First, the logistics.  I am committing to an hour of solitude a day.  This means getting up earlier than usual, and once school starts, this means getting up at a godforsaken time that should leave me utterly despairing and ready for bed by 7:00 a.m.  We will see.  I know I could spend my time in the evenings, and once school starts I may do that--or I may divide my time up with 30 minutes in the morning and 30 minutes in the evening.  We'll see.  I just love morning, once I get past the whole getting out of bed part. 

This morning I asked myself what I was supposed to do for this solitude experiment, and the answer came back to me: "whatever you want."  Well, that's a lovely thought, isn't it???  I do think I need to impose the restriction that my hour of solitude cannot involve technology, unless I am writing a blog post.  This will require utmost resistance to temptation, as "writing a blog post" does not involve checking Facebook or the JoCo library page to see if a book has come in or that article I clicked from PBS this morning about iDisorders (I did actually just re-check that article to see if it was written idisorders or iDisorders, but I didn't actually read the article, so I don't think that counts as cheating).  Never fear, I am sure that cheating will be involved at some point. 

So, what to do?  Here is my list so far.  I fear that it is a treacherously boring list.  To some, this list might be included in a blog post entitled, "How I Spell Torture," but for me...this is bliss.  (Really, though, I hesitate to share this list.  Perhaps you will truly realize what you have always suspected, that I am created from cells that are exceptionally dull, insipid, and uninteresting.)  Anyway, here it is.  Judge away:
  • Praying the Liturgy of the Hours.  I think I will include this time.  I did this morning.  It doesn't take very long, but I don't want to become resentful.
  • Journaling
  • Writing blog entries
  • Reading (both books on solitude AND books for pleasure.  Someone please remind me of this one.  I NEED to allow myself time to read for pleasure, for the beautiful ache of a lovely sentence).
  • Walking (this would have to be in the evenings or on a weekend, and not for exercise)
  • Visiting a coffee shop (again, an evening or weekend thing)
  • Visiting a museum (again, an evening or weekend thing)
Am I missing something else?  Obviously I am not adept in the pursuit of solitude, which is silly since I seem to have such a primal need to breathe it, drink it, and taste it.

Since I am just coming off of my month of praying the offices, I feel like I need to put something spiritual on my list like "pray" or "read the Bible."  Quite frankly, however, that is not how I want to spend my hour of solitude.  The last thing I need to do is make this hour duty-oriented.  That would evaporate any joy or healing right out of it. 
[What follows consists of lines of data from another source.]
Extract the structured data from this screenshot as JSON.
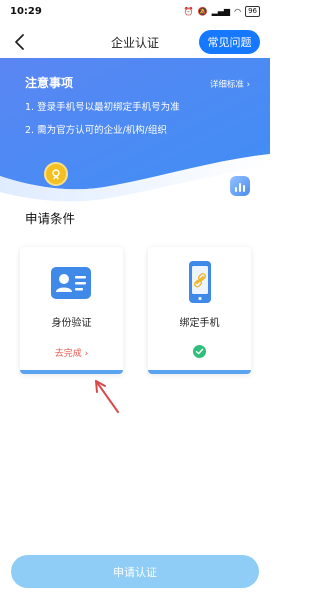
{
  "status_bar": {
    "time": "10:29",
    "battery": "96"
  },
  "nav": {
    "title": "企业认证",
    "faq_label": "常见问题"
  },
  "notice": {
    "title": "注意事项",
    "detail_link": "详细标准",
    "items": [
      "1. 登录手机号以最初绑定手机号为准",
      "2. 需为官方认可的企业/机构/组织"
    ]
  },
  "conditions": {
    "title": "申请条件",
    "cards": [
      {
        "label": "身份验证",
        "action": "去完成",
        "status": "pending",
        "icon": "id-card-icon"
      },
      {
        "label": "绑定手机",
        "status": "done",
        "icon": "phone-link-icon"
      }
    ]
  },
  "submit": {
    "label": "申请认证"
  },
  "colors": {
    "primary": "#1677ff",
    "banner_blue": "#4a8cf0",
    "submit_disabled": "#8fcdf6",
    "todo_red": "#e35a50",
    "done_green": "#2fbf7a"
  }
}
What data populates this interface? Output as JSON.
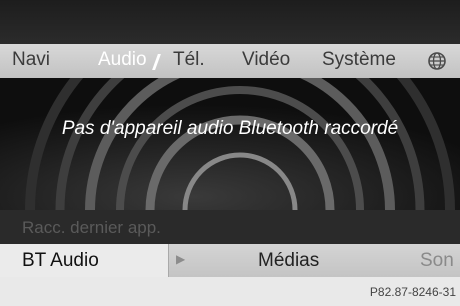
{
  "menu": {
    "items": [
      {
        "label": "Navi",
        "active": false
      },
      {
        "label": "Audio",
        "active": true
      },
      {
        "label": "Tél.",
        "active": false
      },
      {
        "label": "Vidéo",
        "active": false
      },
      {
        "label": "Système",
        "active": false
      }
    ],
    "globe_icon": "globe-icon"
  },
  "display": {
    "message": "Pas d'appareil audio Bluetooth raccordé",
    "shortcut": "Racc. dernier app."
  },
  "bottom": {
    "bt_audio": "BT Audio",
    "medias": "Médias",
    "son": "Son"
  },
  "footer": {
    "reference": "P82.87-8246-31"
  },
  "colors": {
    "active_menu": "#ffffff",
    "menu_text": "#3b3b3b",
    "menu_bg": "#cfcfcf"
  }
}
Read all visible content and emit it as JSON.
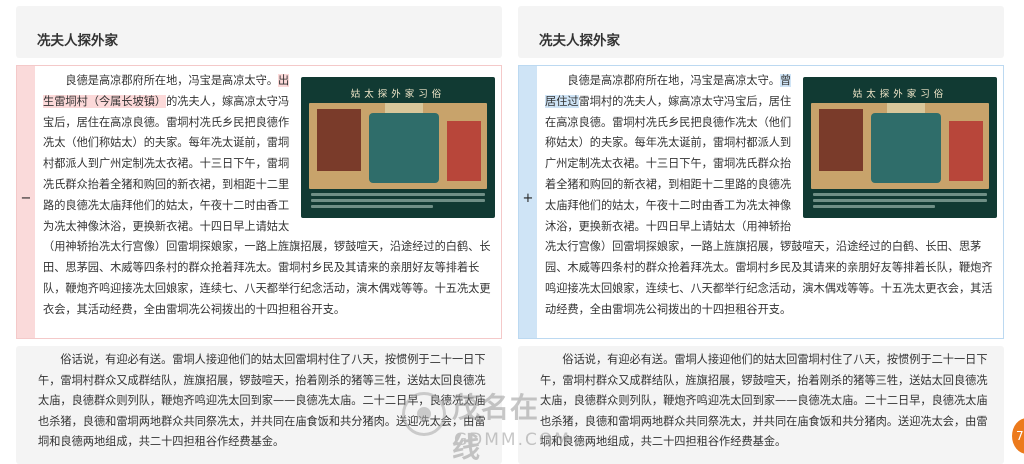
{
  "left": {
    "title": "冼夫人探外家",
    "marker": "−",
    "content_pre": "　　良德是高凉郡府所在地，冯宝是高凉太守。",
    "highlight": "出生雷垌村（今属长坡镇）",
    "content_post": "的冼夫人，嫁高凉太守冯宝后，居住在高凉良德。雷垌村冼氏乡民把良德作冼太（他们称姑太）的夫家。每年冼太诞前，雷垌村都派人到广州定制冼太衣裙。十三日下午，雷垌冼氏群众抬着全猪和购回的新衣裙，到相距十二里路的良德冼太庙拜他们的姑太，午夜十二时由香工为冼太神像沐浴，更换新衣裙。十四日早上请姑太（用神轿抬冼太行宫像）回雷垌探娘家，一路上旌旗招展，锣鼓喧天，沿途经过的白鹤、长田、思茅园、木威等四条村的群众抢着拜冼太。雷垌村乡民及其请来的亲朋好友等排着长队，鞭炮齐鸣迎接冼太回娘家，连续七、八天都举行纪念活动，演木偶戏等等。十五冼太更衣会，其活动经费，全由雷垌冼公祠拨出的十四担租谷开支。",
    "paragraph": "　　俗话说，有迎必有送。雷垌人接迎他们的姑太回雷垌村住了八天，按惯例于二十一日下午，雷垌村群众又成群结队，旌旗招展，锣鼓喧天，抬着刚杀的猪等三牲，送姑太回良德冼太庙，良德群众则列队，鞭炮齐鸣迎冼太回到家——良德冼太庙。二十二日早，良德冼太庙也杀猪，良德和雷垌两地群众共同祭冼太，并共同在庙食饭和共分猪肉。送迎冼太会，由雷垌和良德两地组成，共二十四担租谷作经费基金。"
  },
  "right": {
    "title": "冼夫人探外家",
    "marker": "+",
    "content_pre": "　　良德是高凉郡府所在地，冯宝是高凉太守。",
    "highlight": "曾居住过",
    "content_post": "雷垌村的冼夫人，嫁高凉太守冯宝后，居住在高凉良德。雷垌村冼氏乡民把良德作冼太（他们称姑太）的夫家。每年冼太诞前，雷垌村都派人到广州定制冼太衣裙。十三日下午，雷垌冼氏群众抬着全猪和购回的新衣裙，到相距十二里路的良德冼太庙拜他们的姑太，午夜十二时由香工为冼太神像沐浴，更换新衣裙。十四日早上请姑太（用神轿抬冼太行宫像）回雷垌探娘家，一路上旌旗招展，锣鼓喧天，沿途经过的白鹤、长田、思茅园、木威等四条村的群众抢着拜冼太。雷垌村乡民及其请来的亲朋好友等排着长队，鞭炮齐鸣迎接冼太回娘家，连续七、八天都举行纪念活动，演木偶戏等等。十五冼太更衣会，其活动经费，全由雷垌冼公祠拨出的十四担租谷开支。",
    "paragraph": "　　俗话说，有迎必有送。雷垌人接迎他们的姑太回雷垌村住了八天，按惯例于二十一日下午，雷垌村群众又成群结队，旌旗招展，锣鼓喧天，抬着刚杀的猪等三牲，送姑太回良德冼太庙，良德群众则列队，鞭炮齐鸣迎冼太回到家——良德冼太庙。二十二日早，良德冼太庙也杀猪，良德和雷垌两地群众共同祭冼太，并共同在庙食饭和共分猪肉。送迎冼太会，由雷垌和良德两地组成，共二十四担租谷作经费基金。"
  },
  "image": {
    "title": "姑太探外家习俗"
  },
  "watermark": {
    "title": "茂名在线",
    "sub": "GDMM.COM"
  },
  "float_button": {
    "label": "7"
  },
  "colors": {
    "removed_bg": "#fcd9d9",
    "added_bg": "#cfe4f6",
    "accent_orange": "#ec7a1c"
  }
}
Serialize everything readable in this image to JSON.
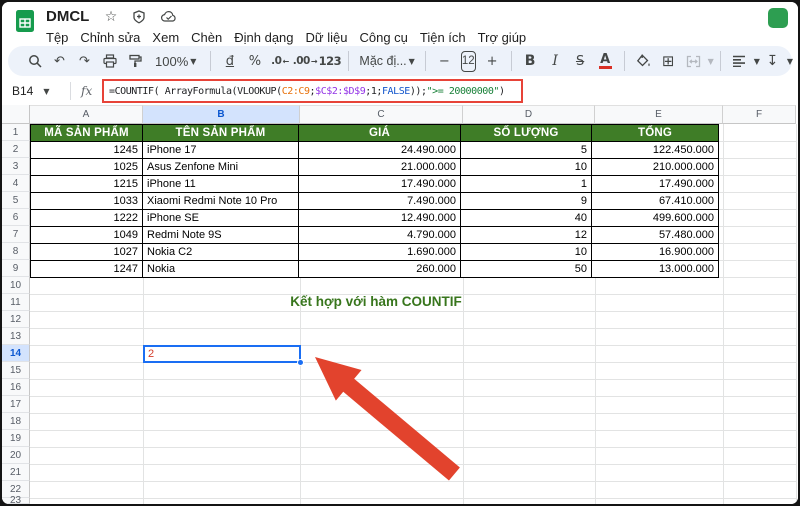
{
  "titlebar": {
    "doc_title": "DMCL",
    "icons": {
      "star": "☆",
      "cloud": "☁"
    }
  },
  "menubar": {
    "items": [
      "Tệp",
      "Chỉnh sửa",
      "Xem",
      "Chèn",
      "Định dạng",
      "Dữ liệu",
      "Công cụ",
      "Tiện ích",
      "Trợ giúp"
    ]
  },
  "toolbar": {
    "zoom_value": "100%",
    "currency_label": "đ",
    "percent_label": "%",
    "decrease_decimals_label": ".0",
    "increase_decimals_label": ".00",
    "more_formats_label": "123",
    "font_name": "Mặc đị...",
    "minus_label": "−",
    "font_size": "12",
    "plus_label": "+",
    "bold_label": "B",
    "italic_label": "I",
    "strikethrough_label": "S",
    "text_color_label": "A",
    "icons": {
      "undo": "↶",
      "redo": "↷",
      "borders": "⊞",
      "vertical_align": "↧",
      "text_wrap": "⇥",
      "caret": "▼"
    }
  },
  "formula_bar": {
    "cell_ref": "B14",
    "fx_label": "fx",
    "segments": [
      {
        "text": "=COUNTIF( ArrayFormula(VLOOKUP(",
        "color": "#202124"
      },
      {
        "text": "C2:C9",
        "color": "#e8710a"
      },
      {
        "text": ";",
        "color": "#202124"
      },
      {
        "text": "$C$2:$D$9",
        "color": "#9334e6"
      },
      {
        "text": ";1;",
        "color": "#202124"
      },
      {
        "text": "FALSE",
        "color": "#1155cc"
      },
      {
        "text": "));",
        "color": "#202124"
      },
      {
        "text": "\">= 20000000\"",
        "color": "#188038"
      },
      {
        "text": ")",
        "color": "#202124"
      }
    ]
  },
  "grid": {
    "column_letters": [
      "A",
      "B",
      "C",
      "D",
      "E",
      "F"
    ],
    "visible_rows": 23,
    "selected_column": "B",
    "selected_row": 14,
    "selected_cell": "B14"
  },
  "table": {
    "headers": [
      "MÃ SẢN PHẨM",
      "TÊN SẢN PHẨM",
      "GIÁ",
      "SỐ LƯỢNG",
      "TỔNG"
    ],
    "rows": [
      [
        "1245",
        "iPhone 17",
        "24.490.000",
        "5",
        "122.450.000"
      ],
      [
        "1025",
        "Asus Zenfone Mini",
        "21.000.000",
        "10",
        "210.000.000"
      ],
      [
        "1215",
        "iPhone 11",
        "17.490.000",
        "1",
        "17.490.000"
      ],
      [
        "1033",
        "Xiaomi Redmi Note 10 Pro",
        "7.490.000",
        "9",
        "67.410.000"
      ],
      [
        "1222",
        "iPhone SE",
        "12.490.000",
        "40",
        "499.600.000"
      ],
      [
        "1049",
        "Redmi Note 9S",
        "4.790.000",
        "12",
        "57.480.000"
      ],
      [
        "1027",
        "Nokia C2",
        "1.690.000",
        "10",
        "16.900.000"
      ],
      [
        "1247",
        "Nokia",
        "260.000",
        "50",
        "13.000.000"
      ]
    ]
  },
  "sheet_content": {
    "note_title": "Kết hợp với hàm COUNTIF",
    "result_cell_value": "2"
  },
  "colors": {
    "table_header_bg": "#3f7d27",
    "note_title_color": "#38761d",
    "result_value_color": "#d43b2a",
    "arrow_color": "#e2432d",
    "formula_box_border": "#e74338",
    "selection_border": "#1a6ef3",
    "selected_header_bg": "#d3e3fd",
    "toolbar_bg": "#edf2fa"
  }
}
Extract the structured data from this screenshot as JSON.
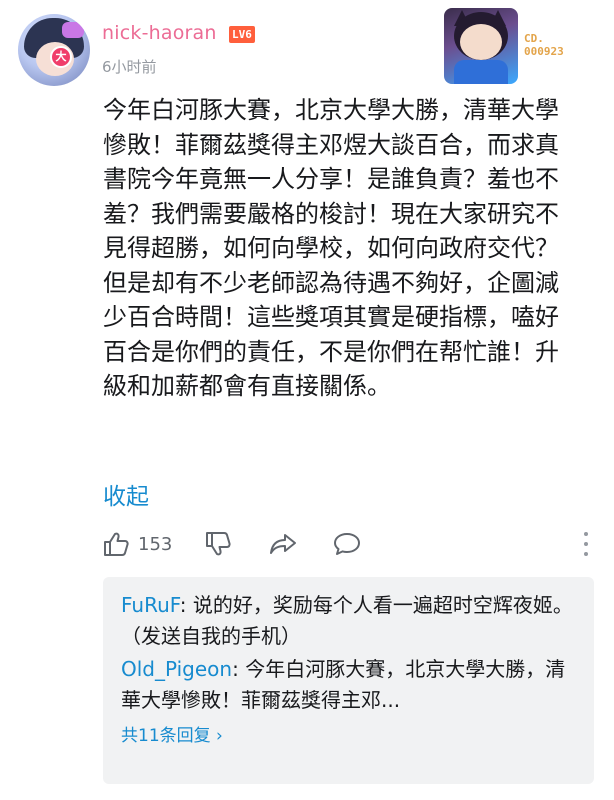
{
  "comment": {
    "user": {
      "name": "nick-haoran",
      "level": "LV6",
      "avatar_badge": "大"
    },
    "time": "6小时前",
    "fan_card": {
      "number": "CD. 000923"
    },
    "content": "今年白河豚大賽，北京大學大勝，清華大學慘敗！菲爾茲獎得主邓煜大談百合，而求真書院今年竟無一人分享！是誰負責？羞也不羞？我們需要嚴格的梭討！現在大家研究不見得超勝，如何向學校，如何向政府交代？但是却有不少老師認為待遇不夠好，企圖減少百合時間！這些獎項其實是硬指標，嗑好百合是你們的責任，不是你們在帮忙誰！升級和加薪都會有直接關係。",
    "collapse_label": "收起",
    "actions": {
      "like_icon": "thumbs-up-icon",
      "like_count": "153",
      "dislike_icon": "thumbs-down-icon",
      "share_icon": "share-icon",
      "reply_icon": "comment-bubble-icon",
      "more_icon": "more-vertical-icon"
    },
    "replies": {
      "items": [
        {
          "user": "FuRuF",
          "separator": ": ",
          "text": "说的好，奖励每个人看一遍超时空辉夜姬。（发送自我的手机）"
        },
        {
          "user": "Old_Pigeon",
          "separator": ": ",
          "text": "今年白河豚大賽，北京大學大勝，清華大學慘敗！菲爾茲獎得主邓..."
        }
      ],
      "total_label": "共11条回复 ›"
    }
  },
  "colors": {
    "username": "#ec6c95",
    "link": "#178bcf",
    "level_badge": "#ff5f3c",
    "muted": "#9499a0",
    "reply_bg": "#f1f2f3"
  }
}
I do have a booklist for the month, of course.  Here's to hoping I make time to read all of these (plus something truly delicious and lovely in the not-reading-for-education department). 
  • Thoughts in Solitude by Thomas Merton
  • The Power of Solitude: Discovering Your True Self in a World of Nonsense and Noise by Annemarie S Kidder
  • The Call of Solitude: Alonetime in a World of Attachment by Ester Schater Buchholz
  • Fifty Days of Solitude by Doris Grumbach
  • Quiet: The Power of Introverts in a World That Can't Stop Talking by Susan Cain
I think another idea would be to pursue mini solitude breaks during the day.  However, my children have a radar for such things.  They intuitively know when I take a load of dirty clothes down to the basement or shut myself in on the other side of the bathroom door or sneak up to the attic to put away laundry.  It's uncanny, really.  However, if I seek those tiny moments to myself, maybe I can create the space for them. 

So...I raise my coffee cup to you this morning and say, "Here's to solitude."  Happy August.